Component data from apps and pages
####
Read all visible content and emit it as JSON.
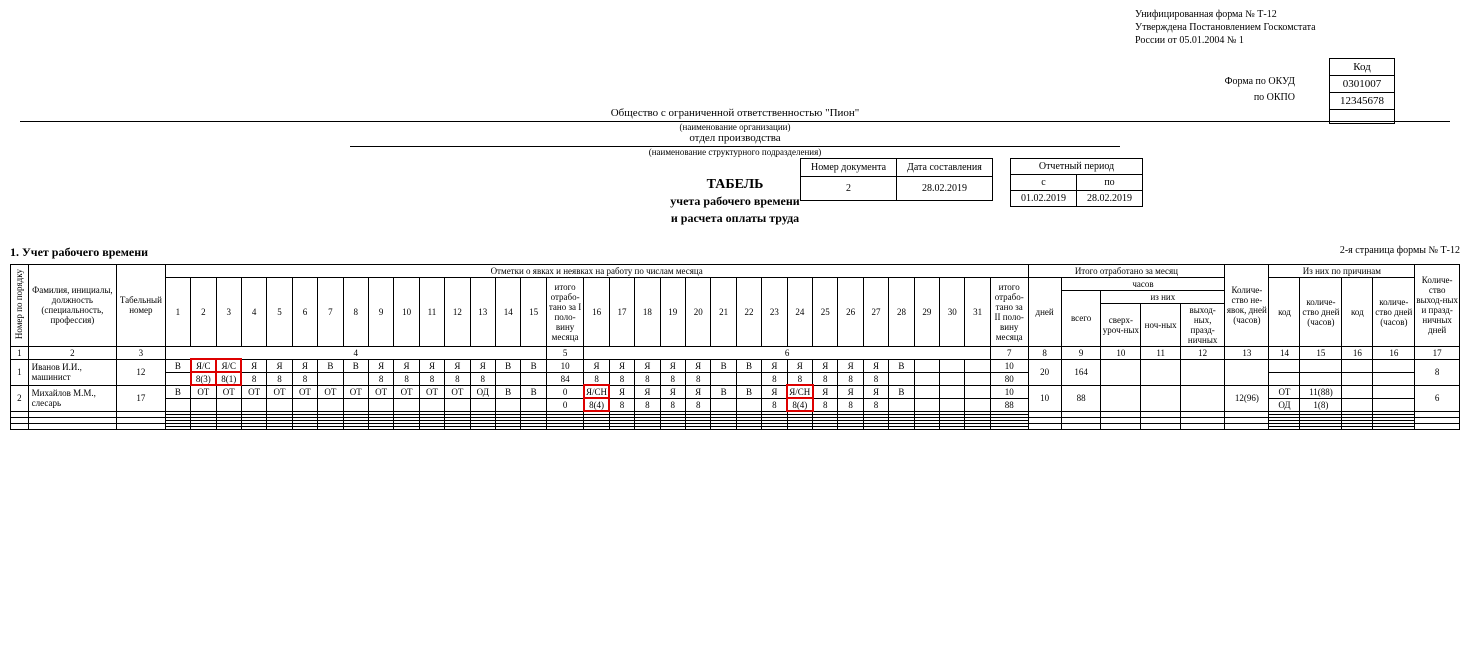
{
  "form_info": {
    "l1": "Унифицированная форма № Т-12",
    "l2": "Утверждена Постановлением Госкомстата",
    "l3": "России от 05.01.2004 № 1"
  },
  "codebox": {
    "h": "Код",
    "okud_label": "Форма по ОКУД",
    "okud": "0301007",
    "okpo_label": "по ОКПО",
    "okpo": "12345678"
  },
  "org": {
    "name": "Общество с ограниченной ответственностью \"Пион\"",
    "name_sub": "(наименование организации)",
    "dept": "отдел производства",
    "dept_sub": "(наименование структурного подразделения)"
  },
  "title": {
    "main": "ТАБЕЛЬ",
    "l2": "учета рабочего времени",
    "l3": "и расчета оплаты  труда"
  },
  "docmeta": {
    "num_h": "Номер документа",
    "date_h": "Дата составления",
    "num": "2",
    "date": "28.02.2019"
  },
  "period": {
    "h": "Отчетный период",
    "from_h": "с",
    "to_h": "по",
    "from": "01.02.2019",
    "to": "28.02.2019"
  },
  "section_title": "1. Учет рабочего времени",
  "page_note": "2-я страница формы № Т-12",
  "hdr": {
    "c1": "Номер по порядку",
    "c2": "Фамилия, инициалы, должность (специальность, профессия)",
    "c3": "Табельный номер",
    "marks": "Отметки о явках и неявках на работу по числам месяца",
    "half1": "итого отрабо-тано за I поло-вину месяца",
    "half2": "итого отрабо-тано за II поло-вину месяца",
    "tot": "Итого отработано за месяц",
    "days": "дней",
    "hours": "часов",
    "total": "всего",
    "ofthem": "из них",
    "over": "сверх-уроч-ных",
    "night": "ноч-ных",
    "hol": "выход-ных, празд-ничных",
    "abs": "Количе-ство не-явок, дней (часов)",
    "reasons": "Из них по причинам",
    "code": "код",
    "qty": "количе-ство дней (часов)",
    "off": "Количе-ство выход-ных и празд-ничных дней"
  },
  "colnums": {
    "c1": "1",
    "c2": "2",
    "c3": "3",
    "c4": "4",
    "c5": "5",
    "c6": "6",
    "c7": "7",
    "c8": "8",
    "c9": "9",
    "c10": "10",
    "c11": "11",
    "c12": "12",
    "c13": "13",
    "c14": "14",
    "c15": "15",
    "c16": "16",
    "c17": "17"
  },
  "days1": [
    "1",
    "2",
    "3",
    "4",
    "5",
    "6",
    "7",
    "8",
    "9",
    "10",
    "11",
    "12",
    "13",
    "14",
    "15"
  ],
  "days2": [
    "16",
    "17",
    "18",
    "19",
    "20",
    "21",
    "22",
    "23",
    "24",
    "25",
    "26",
    "27",
    "28",
    "29",
    "30",
    "31"
  ],
  "rows": [
    {
      "num": "1",
      "name": "Иванов И.И., машинист",
      "tab": "12",
      "m1": [
        "В",
        "Я/С",
        "Я/С",
        "Я",
        "Я",
        "Я",
        "В",
        "В",
        "Я",
        "Я",
        "Я",
        "Я",
        "Я",
        "В",
        "В"
      ],
      "h1": [
        "",
        "8(3)",
        "8(1)",
        "8",
        "8",
        "8",
        "",
        "",
        "8",
        "8",
        "8",
        "8",
        "8",
        "",
        ""
      ],
      "sum1_top": "10",
      "sum1_bot": "84",
      "m2": [
        "Я",
        "Я",
        "Я",
        "Я",
        "Я",
        "В",
        "В",
        "Я",
        "Я",
        "Я",
        "Я",
        "Я",
        "В",
        "",
        "",
        ""
      ],
      "h2": [
        "8",
        "8",
        "8",
        "8",
        "8",
        "",
        "",
        "8",
        "8",
        "8",
        "8",
        "8",
        "",
        "",
        "",
        ""
      ],
      "sum2_top": "10",
      "sum2_bot": "80",
      "days": "20",
      "hours": "164",
      "over": "",
      "night": "",
      "hol": "",
      "abs": "",
      "r1c": "",
      "r1q": "",
      "r2c": "",
      "r2q": "",
      "off": "8",
      "hl_m1": [
        1,
        2
      ],
      "hl_h1": [
        1,
        2
      ],
      "hl_m2": [],
      "hl_h2": []
    },
    {
      "num": "2",
      "name": "Михайлов М.М., слесарь",
      "tab": "17",
      "m1": [
        "В",
        "ОТ",
        "ОТ",
        "ОТ",
        "ОТ",
        "ОТ",
        "ОТ",
        "ОТ",
        "ОТ",
        "ОТ",
        "ОТ",
        "ОТ",
        "ОД",
        "В",
        "В"
      ],
      "h1": [
        "",
        "",
        "",
        "",
        "",
        "",
        "",
        "",
        "",
        "",
        "",
        "",
        "",
        "",
        ""
      ],
      "sum1_top": "0",
      "sum1_bot": "0",
      "m2": [
        "Я/СН",
        "Я",
        "Я",
        "Я",
        "Я",
        "В",
        "В",
        "Я",
        "Я/СН",
        "Я",
        "Я",
        "Я",
        "В",
        "",
        "",
        ""
      ],
      "h2": [
        "8(4)",
        "8",
        "8",
        "8",
        "8",
        "",
        "",
        "8",
        "8(4)",
        "8",
        "8",
        "8",
        "",
        "",
        "",
        ""
      ],
      "sum2_top": "10",
      "sum2_bot": "88",
      "days": "10",
      "hours": "88",
      "over": "",
      "night": "",
      "hol": "",
      "abs": "12(96)",
      "r1c": "ОТ",
      "r1q": "11(88)",
      "r2c": "ОД",
      "r2q": "1(8)",
      "off": "6",
      "hl_m1": [],
      "hl_h1": [],
      "hl_m2": [
        0,
        8
      ],
      "hl_h2": [
        0,
        8
      ]
    }
  ]
}
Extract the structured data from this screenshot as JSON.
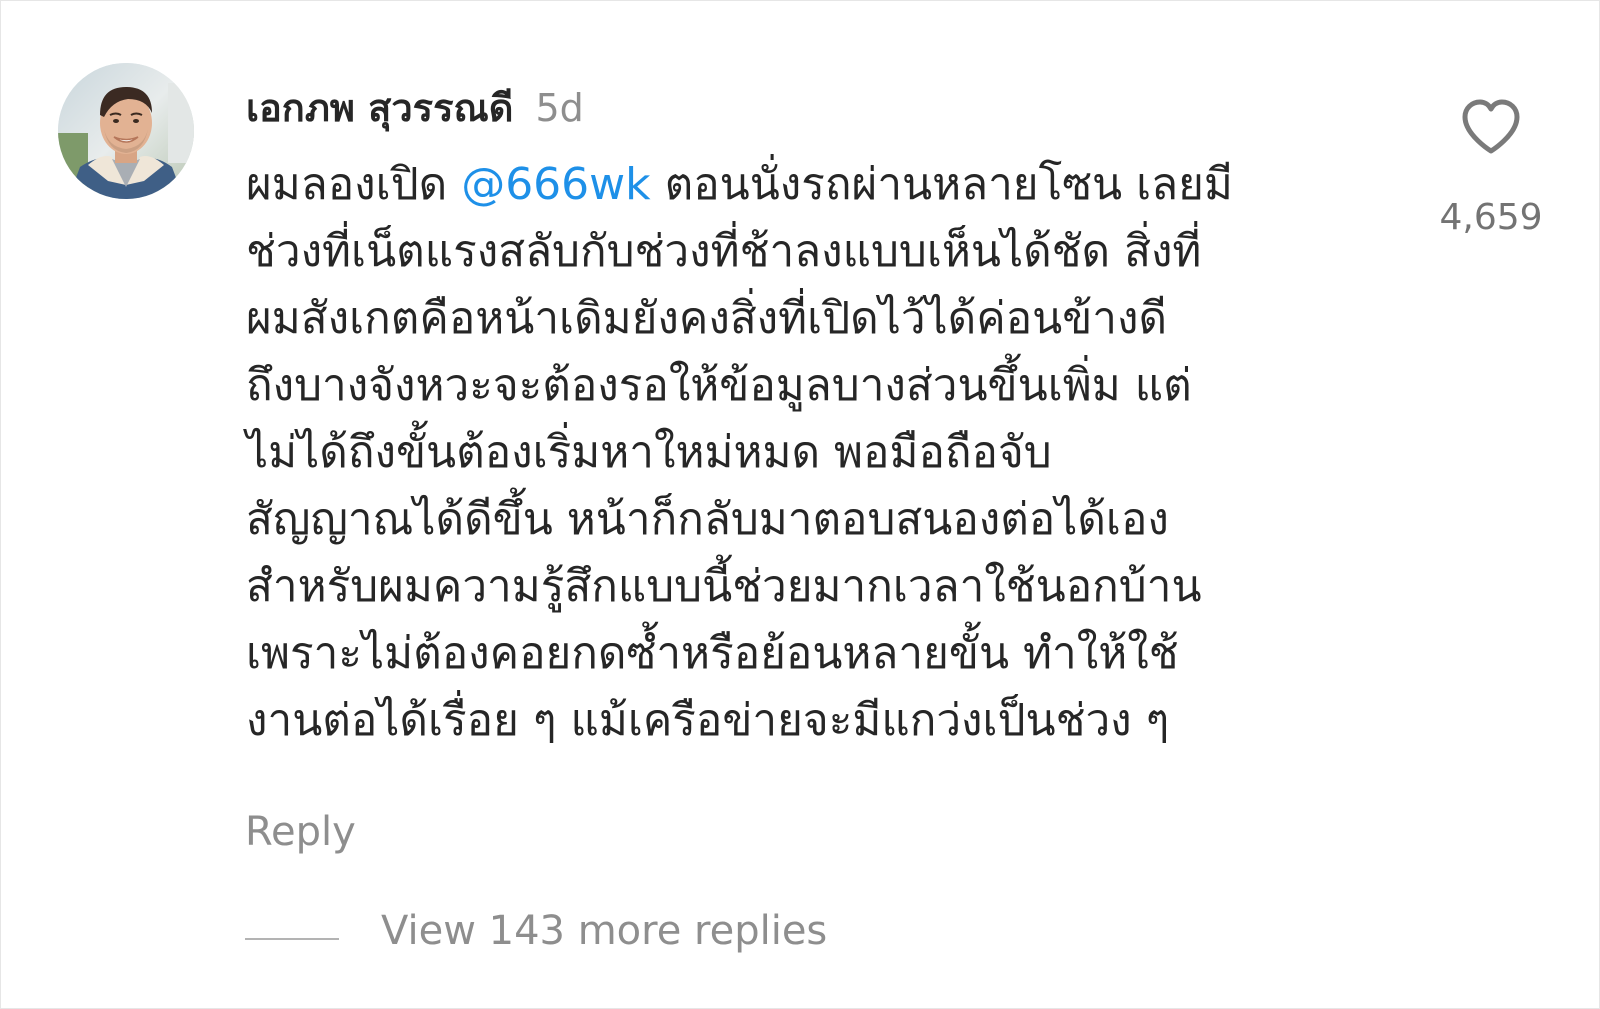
{
  "comment": {
    "username": "เอกภพ สุวรรณดี",
    "time_ago": "5d",
    "mention": "@666wk",
    "lines": [
      {
        "before": "ผมลองเปิด ",
        "after": " ตอนนั่งรถผ่านหลายโซน เลยมี"
      },
      "ช่วงที่เน็ตแรงสลับกับช่วงที่ช้าลงแบบเห็นได้ชัด สิ่งที่",
      "ผมสังเกตคือหน้าเดิมยังคงสิ่งที่เปิดไว้ได้ค่อนข้างดี",
      "ถึงบางจังหวะจะต้องรอให้ข้อมูลบางส่วนขึ้นเพิ่ม แต่",
      "ไม่ได้ถึงขั้นต้องเริ่มหาใหม่หมด พอมือถือจับ",
      "สัญญาณได้ดีขึ้น หน้าก็กลับมาตอบสนองต่อได้เอง",
      "สำหรับผมความรู้สึกแบบนี้ช่วยมากเวลาใช้นอกบ้าน",
      "เพราะไม่ต้องคอยกดซ้ำหรือย้อนหลายขั้น ทำให้ใช้",
      "งานต่อได้เรื่อย ๆ แม้เครือข่ายจะมีแกว่งเป็นช่วง ๆ"
    ],
    "like_icon": "heart-outline-icon",
    "like_count": "4,659",
    "reply_label": "Reply",
    "view_replies_label": "View 143 more replies"
  },
  "colors": {
    "text": "#262626",
    "secondary": "#8e8e8e",
    "mention": "#1e90e8",
    "background": "#ffffff"
  }
}
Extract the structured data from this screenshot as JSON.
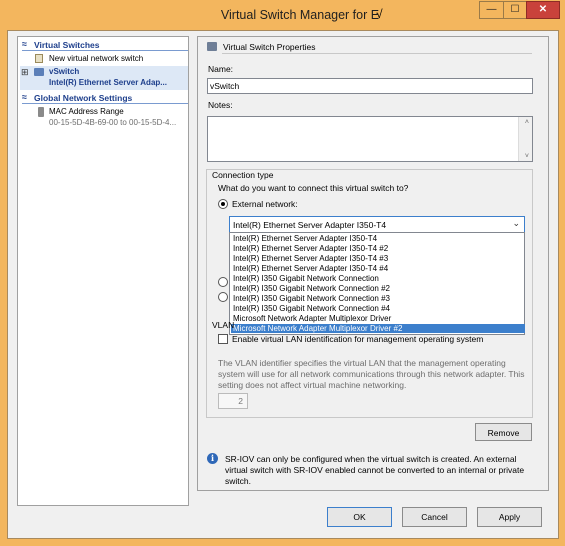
{
  "window": {
    "title": "Virtual Switch Manager for E",
    "title_mark": "√",
    "minimize_glyph": "—",
    "maximize_glyph": "☐",
    "close_glyph": "✕"
  },
  "sidebar": {
    "virtual_switches_header": "Virtual Switches",
    "new_switch_label": "New virtual network switch",
    "switch_name": "vSwitch",
    "switch_adapter": "Intel(R) Ethernet Server Adap...",
    "expand_glyph": "⊞",
    "collapse_glyph": "≈",
    "global_header": "Global Network Settings",
    "mac_range_label": "MAC Address Range",
    "mac_range_value": "00-15-5D-4B-69-00 to 00-15-5D-4..."
  },
  "properties": {
    "header": "Virtual Switch Properties",
    "name_label": "Name:",
    "name_value": "vSwitch",
    "notes_label": "Notes:",
    "connection_type_label": "Connection type",
    "connection_question": "What do you want to connect this virtual switch to?",
    "external_network_label": "External network:",
    "selected_adapter": "Intel(R) Ethernet Server Adapter I350-T4",
    "adapter_options": [
      "Intel(R) Ethernet Server Adapter I350-T4",
      "Intel(R) Ethernet Server Adapter I350-T4 #2",
      "Intel(R) Ethernet Server Adapter I350-T4 #3",
      "Intel(R) Ethernet Server Adapter I350-T4 #4",
      "Intel(R) I350 Gigabit Network Connection",
      "Intel(R) I350 Gigabit Network Connection #2",
      "Intel(R) I350 Gigabit Network Connection #3",
      "Intel(R) I350 Gigabit Network Connection #4",
      "Microsoft Network Adapter Multiplexor Driver",
      "Microsoft Network Adapter Multiplexor Driver #2"
    ],
    "highlighted_option": "Microsoft Network Adapter Multiplexor Driver #2",
    "vlan_label_partial": "VLAN",
    "vlan_checkbox_label": "Enable virtual LAN identification for management operating system",
    "vlan_description_1": "The VLAN identifier specifies the virtual LAN that the management operating",
    "vlan_description_2": "system will use for all network communications through this network adapter. This",
    "vlan_description_3": "setting does not affect virtual machine networking.",
    "vlan_id": "2",
    "remove_button": "Remove",
    "sriov_note_1": "SR-IOV can only be configured when the virtual switch is created. An external",
    "sriov_note_2": "virtual switch with SR-IOV enabled cannot be converted to an internal or private",
    "sriov_note_3": "switch.",
    "info_glyph": "i"
  },
  "footer": {
    "ok": "OK",
    "cancel": "Cancel",
    "apply": "Apply"
  },
  "colors": {
    "titlebar": "#f3b65e",
    "section_header": "#1e3f8c",
    "highlight": "#3c7fcc",
    "close_button": "#c9423b"
  }
}
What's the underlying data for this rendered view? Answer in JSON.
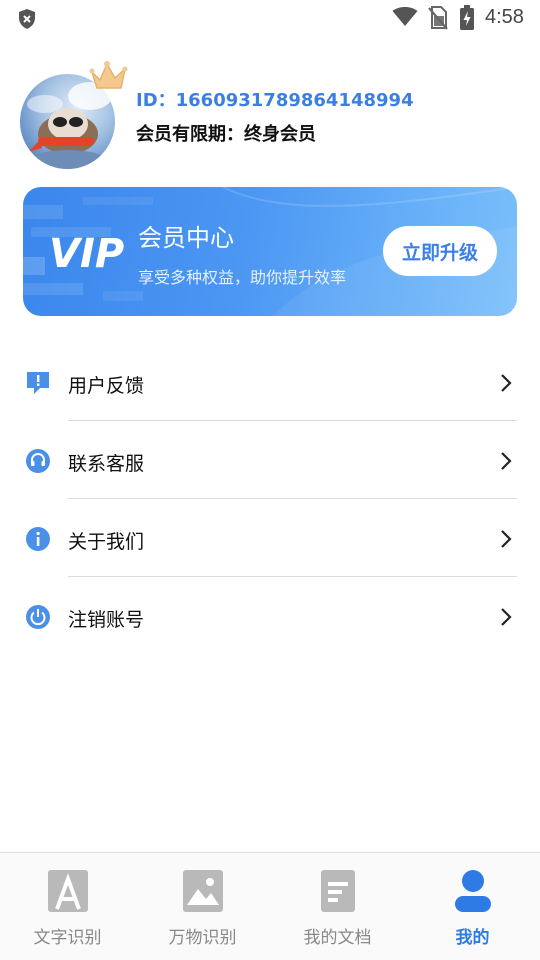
{
  "status_bar": {
    "time": "4:58",
    "icons": [
      "shield-x-icon",
      "wifi-icon",
      "no-sim-icon",
      "battery-charging-icon"
    ]
  },
  "profile": {
    "id_text": "ID：1660931789864148994",
    "member_period": "会员有限期：终身会员",
    "badge_icon": "crown-icon"
  },
  "vip_banner": {
    "logo_text": "VIP",
    "title": "会员中心",
    "subtitle": "享受多种权益，助你提升效率",
    "button_label": "立即升级",
    "colors": {
      "start": "#3a86ec",
      "end": "#7cc0fb",
      "button_text": "#3a80e6"
    }
  },
  "menu": {
    "items": [
      {
        "label": "用户反馈",
        "icon": "feedback-icon"
      },
      {
        "label": "联系客服",
        "icon": "headset-icon"
      },
      {
        "label": "关于我们",
        "icon": "info-icon"
      },
      {
        "label": "注销账号",
        "icon": "power-icon"
      }
    ]
  },
  "bottom_nav": {
    "items": [
      {
        "label": "文字识别",
        "icon": "text-recognition-icon",
        "active": false
      },
      {
        "label": "万物识别",
        "icon": "image-recognition-icon",
        "active": false
      },
      {
        "label": "我的文档",
        "icon": "document-icon",
        "active": false
      },
      {
        "label": "我的",
        "icon": "user-icon",
        "active": true
      }
    ],
    "colors": {
      "active": "#2e7be6",
      "inactive": "#888888"
    }
  }
}
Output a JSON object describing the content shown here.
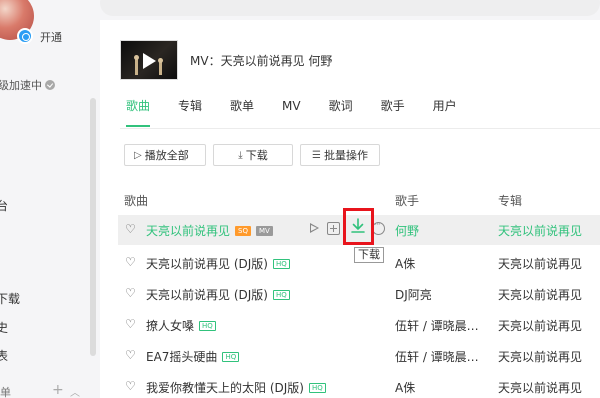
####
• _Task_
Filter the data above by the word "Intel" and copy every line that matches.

• _Answer box_
    "switch_adapter": "Intel(R) Ethernet Server Adap...",
    "selected_adapter": "Intel(R) Ethernet Server Adapter I350-T4",
      "Intel(R) Ethernet Server Adapter I350-T4",
      "Intel(R) Ethernet Server Adapter I350-T4 #2",
      "Intel(R) Ethernet Server Adapter I350-T4 #3",
      "Intel(R) Ethernet Server Adapter I350-T4 #4",
      "Intel(R) I350 Gigabit Network Connection",
      "Intel(R) I350 Gigabit Network Connection #2",
      "Intel(R) I350 Gigabit Network Connection #3",
      "Intel(R) I350 Gigabit Network Connection #4",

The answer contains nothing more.